Third, the author starts discussing the dangers of inadequate sodium intake. It’s not clear what this has to do with the type of salt we choose; if we are concerned about not getting enough, then it seems that table salt would be the most reasonable choice as it typically has the most sodium (as noted above). But of course, outside of severely sodium-restricted diets, water intoxication, and a few rarely disorders, low sodium intake is of no concern: we typically consume about 3400 mg sodium daily while our needs are only 1500 mg. The author correctly points out that sodium is vital for proper nerve conduction and hydration, but what is not made clear is that, because of the importance of this nutrient, sodium regulation is a tightly controlled process . Our sodium levels are largely independent of intake; you could eat 10,000 mg sodium a day without raising your blood sodium levels.

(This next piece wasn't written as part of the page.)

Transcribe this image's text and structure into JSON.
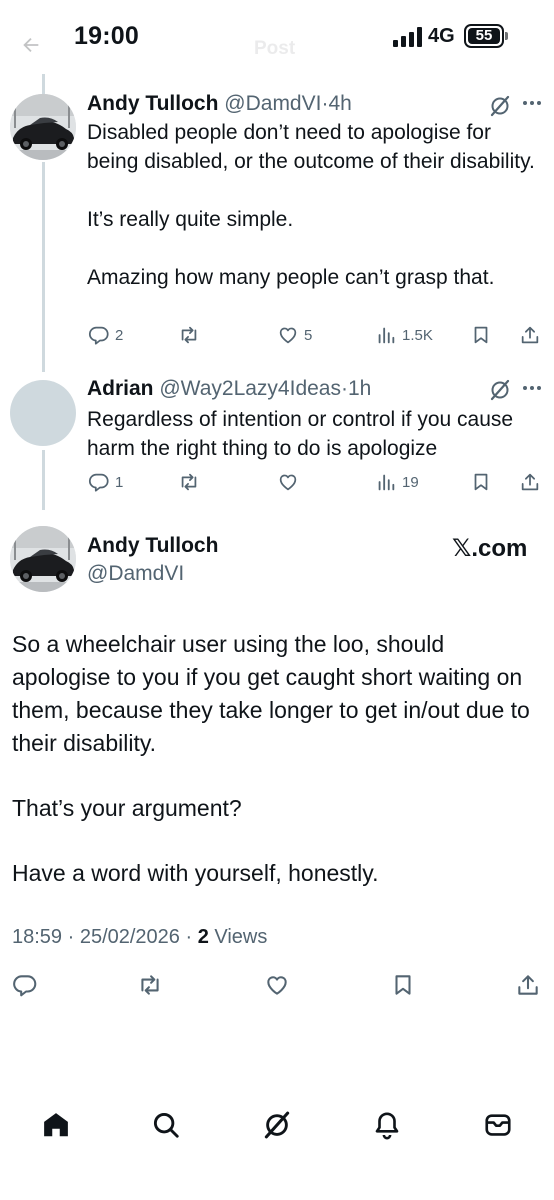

The article goes on to fear-monger about the bleaching process and additives in table salt like anti-caking agents which contain aluminum or ferrocyanide (both of which a regulated and found to be safe for human consumption). The important point here is that these additives are in minute amounts and are unlikely to cause harm. We have far better things to worry about than this.
There are lots of salts on the market, but the biggest differences are the look, taste, and cost. Choose the one you like best, use the least amount you need for flavour, and don’t for a minute think that you are getting a hefty dose of any minerals other than sodium and chloride.